I wanted this story to be a minor but significant social history. I decided on the history of the fatal fire in the Woolworths department store in 1979, which has been a relatively forgotten corporate disaster. I really wanted to extend the idea of a choir or a voice or a collective of people speaking and singing together to tell that story of the fire. The final section of the film is a narrative woven together from different accounts of the fire by various people, those trapped in the fire, witnesses, (the majority of which were working class boys and girls) the emergency services, journalists and the coroner. In the final section, these people gather and become a chorus, which communicates the story of the Woolworths fire to you.
That’s how I think of it. There is a strong, purposeful narrative to it but there are also deliberate, lurching surprises and changes of context. I think that happens in all my films, they are really rhythmic and change space. I really want them to have an intense dramatic shift. I want to tell these intense dramas that really focus collective history in a dramatic way. It’s actually quite difficult to film and narrate objects. One of the ways you can do it is through melody and music, percussion but also through what I call big formal shifts so a way of proceeding through a film is established and then that turned on its head and then another way of making the film is established.

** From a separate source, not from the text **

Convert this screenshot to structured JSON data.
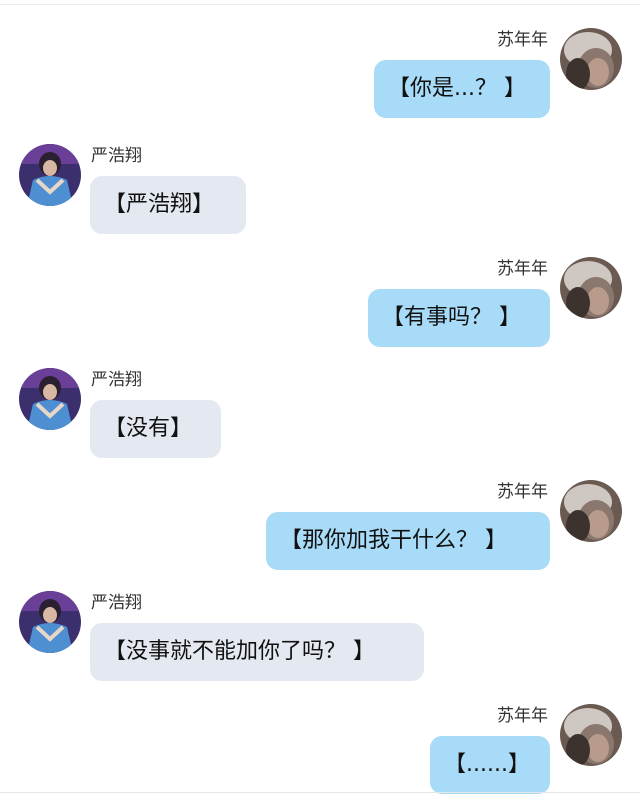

Have you any advice for emerging artists?
Go to an interesting art school if you can. The most important thing for an artist at any level is to find other artists. When I came out of art school, I got together with a group of artist friends and we persuaded someone to let us use their building in Shoreditch, London. At the time, Shoreditch was a complete dead zone; it was all derelict or ex-industrial buildings. We held lots of shows there. We spent two years doing it, we worked together and we agonized over every decision. It was an amazing education.
You end up building up a network of support, a peer group. So, I think that whether it’s putting on exhibitions, setting up a studio, doing a website or publishing together, I think setting up a network of like-minded people with whom you can make art with really helps you get by in those lean years. Unless you are one in thousands and thousands, there are those lean years where it seems like nobody’s interested and so you find this small community for yourself. You learn a lot and I found it so enjoyable, so exciting and interesting. I think that that is the most important thing, is too find that peer group and community.
I mean obviously there are all kinds of professional things. The Art world is a weird world in which to build a career, where there is no obvious career progression. There are people who are really good at networking, they’re really gregarious and find it easier to socialize, that can be a real asset but many artists aren’t good at that.
I would see other artists and it’s easy to look at them and think “oh no,” because I was always terrible at that stuff but in art you have to use what you are good at, if you find that you not good at some part of it, don’t agonize about it. If you find that you are really good at socializing then go out, hang out and make friends, convince people how interesting you are.
If you’re really not like that then find a close knit group of friends, develop your own projects, work with them and then hopefully, gradually, it takes a bit of luck and a lot of perseverance but things can start to happen. You get a show here and there but it’s not a straight road. It’s sort of winding and wiggly road with a few bumps but I had some great nights, hanging out and being useless at networking. So, hangout and meet up with your mates and slag off the show. Yeah, I had some good times. Now, I’m very sensible and I don’t stay out all night!